I've been reading a book by RC Sproul titled The Holiness of God. It is quite a classic and some consider it a "must read" book up there with Mere Christianity and JI Packer's Knowing God.
It is very good, and has caused me a lot of thought. The holiness of God. I can't even fathom it. In The Holiness of God, in chapter Four, the Trauma of Holiness, Mr. Sproul recounts the story of how Jesus rebuked the storm and it obeyed, and the time when Jesus said to put down their nets and their nets were overwhelmed with fish. Peter recognizes that Jesus is God; so holy he wishes him to leave him, realizing His own sinfulness in contrast to the perfect holiness of Christ. Here is what Mr. Sproul writes about the story in Luke 5.
"At that moment [Luke 5:8] Peter realized that he was in the process of the Holy Incarnate. He was desperately uncomfortable. His initial response was one of worship. He fell to his knees before Christ. Instead of saying something like, "Lord, I adore you. I magnify you," he said, "Please go away. Please leave. I can't stand it."
The history of the life of Christ is a history of multitudes of people pushing through crowds just to get close to Him. It is the leper crying, "Have mercy on me." It is the woman who had been bleeding for twelve years reaching out to touch the hem of His garments. It is the thief on the cross straining to hear Jesus' dying words. It is people saying, "Come close to me. Look at me. Touch me."
Not so Peter. His anguish plea was different: He asked Jesus to depart, to give him space, to leave him alone.
Why? We need not speculate here. It is not necessary to read between the lines because the lines themselves state precisely why Peter wanted Jesus gone: "I am a sinful man!" Sinful people are not comfortable in the presence of the holy." (pages 56, 57)

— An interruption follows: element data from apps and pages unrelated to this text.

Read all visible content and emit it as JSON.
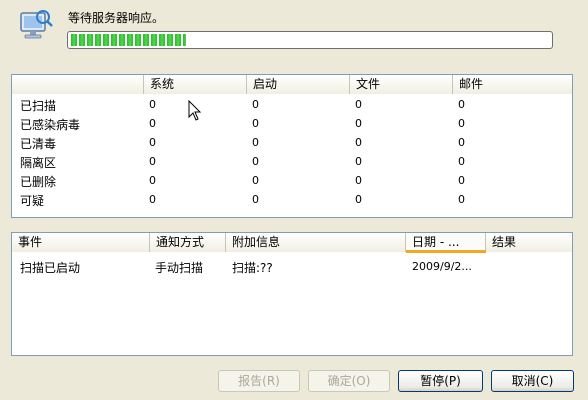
{
  "header": {
    "status_text": "等待服务器响应。",
    "progress": 0.24
  },
  "stats": {
    "columns": [
      "系统",
      "启动",
      "文件",
      "邮件"
    ],
    "rows": [
      {
        "label": "已扫描",
        "values": [
          "0",
          "0",
          "0",
          "0"
        ]
      },
      {
        "label": "已感染病毒",
        "values": [
          "0",
          "0",
          "0",
          "0"
        ]
      },
      {
        "label": "已清毒",
        "values": [
          "0",
          "0",
          "0",
          "0"
        ]
      },
      {
        "label": "隔离区",
        "values": [
          "0",
          "0",
          "0",
          "0"
        ]
      },
      {
        "label": "已删除",
        "values": [
          "0",
          "0",
          "0",
          "0"
        ]
      },
      {
        "label": "可疑",
        "values": [
          "0",
          "0",
          "0",
          "0"
        ]
      }
    ]
  },
  "events": {
    "columns": [
      "事件",
      "通知方式",
      "附加信息",
      "日期 - ...",
      "结果"
    ],
    "rows": [
      {
        "event": "扫描已启动",
        "method": "手动扫描",
        "info": "扫描:??",
        "date": "2009/9/2...",
        "result": ""
      }
    ]
  },
  "buttons": {
    "report": "报告(R)",
    "ok": "确定(O)",
    "pause": "暂停(P)",
    "cancel": "取消(C)"
  }
}
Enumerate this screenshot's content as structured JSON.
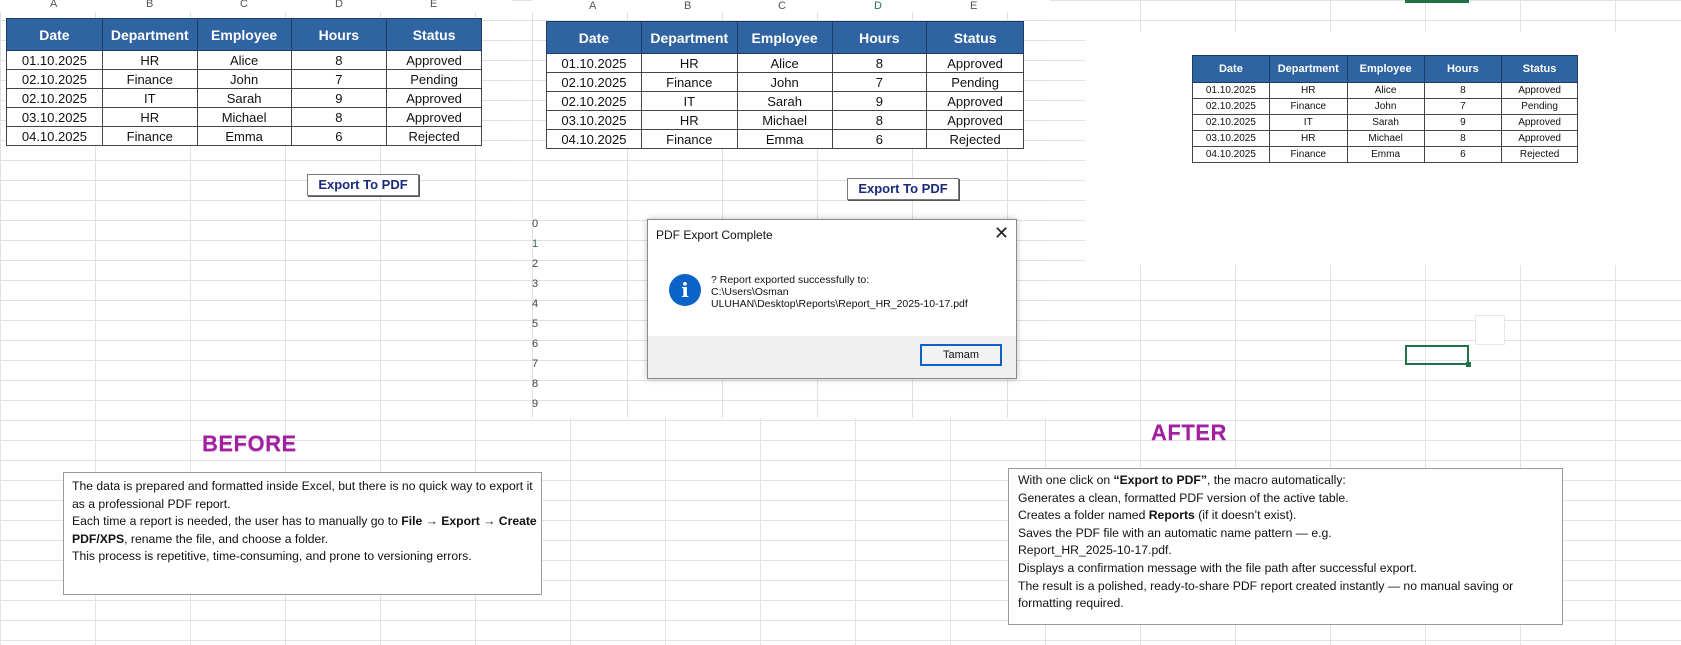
{
  "table": {
    "headers": [
      "Date",
      "Department",
      "Employee",
      "Hours",
      "Status"
    ],
    "rows": [
      [
        "01.10.2025",
        "HR",
        "Alice",
        "8",
        "Approved"
      ],
      [
        "02.10.2025",
        "Finance",
        "John",
        "7",
        "Pending"
      ],
      [
        "02.10.2025",
        "IT",
        "Sarah",
        "9",
        "Approved"
      ],
      [
        "03.10.2025",
        "HR",
        "Michael",
        "8",
        "Approved"
      ],
      [
        "04.10.2025",
        "Finance",
        "Emma",
        "6",
        "Rejected"
      ]
    ]
  },
  "column_letters": [
    "A",
    "B",
    "C",
    "D",
    "E"
  ],
  "row_numbers": [
    "0",
    "1",
    "2",
    "3",
    "4",
    "5",
    "6",
    "7",
    "8",
    "9"
  ],
  "export_button_label": "Export To PDF",
  "dialog": {
    "title": "PDF Export Complete",
    "close_glyph": "✕",
    "icon_glyph": "i",
    "message_lines": [
      "? Report exported successfully to:",
      "C:\\Users\\Osman",
      "ULUHAN\\Desktop\\Reports\\Report_HR_2025-10-17.pdf"
    ],
    "ok_label": "Tamam"
  },
  "before": {
    "heading": "BEFORE",
    "text": "The data is prepared and formatted inside Excel, but there is no quick way to export it as a professional PDF report.",
    "path_pre": "Each time a report is needed, the user has to manually go to ",
    "path_bold": "File → Export → Create PDF/XPS",
    "path_post": ", rename the file, and choose a folder.",
    "closing": "This process is repetitive, time-consuming, and prone to versioning errors."
  },
  "after": {
    "heading": "AFTER",
    "intro_pre": "With one click on ",
    "intro_bold": "“Export to PDF”",
    "intro_post": ", the macro automatically:",
    "line1": "Generates a clean, formatted PDF version of the active table.",
    "line2_pre": "Creates a folder named ",
    "line2_bold": "Reports",
    "line2_post": " (if it doesn’t exist).",
    "line3": "Saves the PDF file with an automatic name pattern — e.g. Report_HR_2025-10-17.pdf.",
    "line4": "Displays a confirmation message with the file path after successful export.",
    "line5": "The result is a polished, ready-to-share PDF report created instantly — no manual saving or formatting required."
  },
  "colors": {
    "header_fill": "#2f63a1",
    "heading_purple": "#a020a0",
    "dialog_accent": "#0a64c8",
    "excel_green": "#217346"
  }
}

The holiness of God. Think about it. I do believe I'd fall on my face. To think that the holiness of God is excruciating to us. (Isaiah in the presence of God)
I don't meditate on the Holiness of God much, but it has been refreshing and beautiful to think of Him being so full and worthy of awe. Awe-ful.
Sometimes I read more than one book, and now I especially am since we are in the season of Advent. I was reading (rather randomly) in a book titled Watch For the Light: Readings for Advent and Christmas. One of the chapters is The Coming of Jesus in Our Midst by Bonhoeffer. On page 205 he writes:
"It is very remarkable hat we face the thought that God is coming so calmly, whereas previously peoples trembled at the day of God, whereas the world fell into trembling when Jesus Christ walked over the earth. That is why we find it so strange when we see the marks of God in the world so often together with the marks of human suffering, with the marks of the cross on Golgotha. We have become so accustomed to idea of divine love and of God's coming at Christmas that we no longer feel the shiver of fear that God's coming should arouse in us. We are indifferent to the message, taking only the pleasant and agreeable out of it and forgetting the serious aspect, that the God of the world draws near to the people of our little earth and lays claim to us. The coming of God is truly not only glad tidings, but first of all frightening news for everyone who has a conscience.
Only when we have felt the terror of the matter, can we recognize the incomparable kindness. God comes into the very midst of evil and of death, and judges the evil in us and in the world. And by judging us, God cleanses and sanctifies us, comes to us with grace and love."
I have not a clue what it will be like in Christ's presence. Will I still feel unworthy and mindful of my sin? Or will I know that I stand before God and am seen without sin due to the imputation of Christ's righteousness? Will I feel the excruciating pain of knowing I was in the presence of God's holiness, or will I be at ease, in the arms of a welcoming father?
I can't even fathom the day.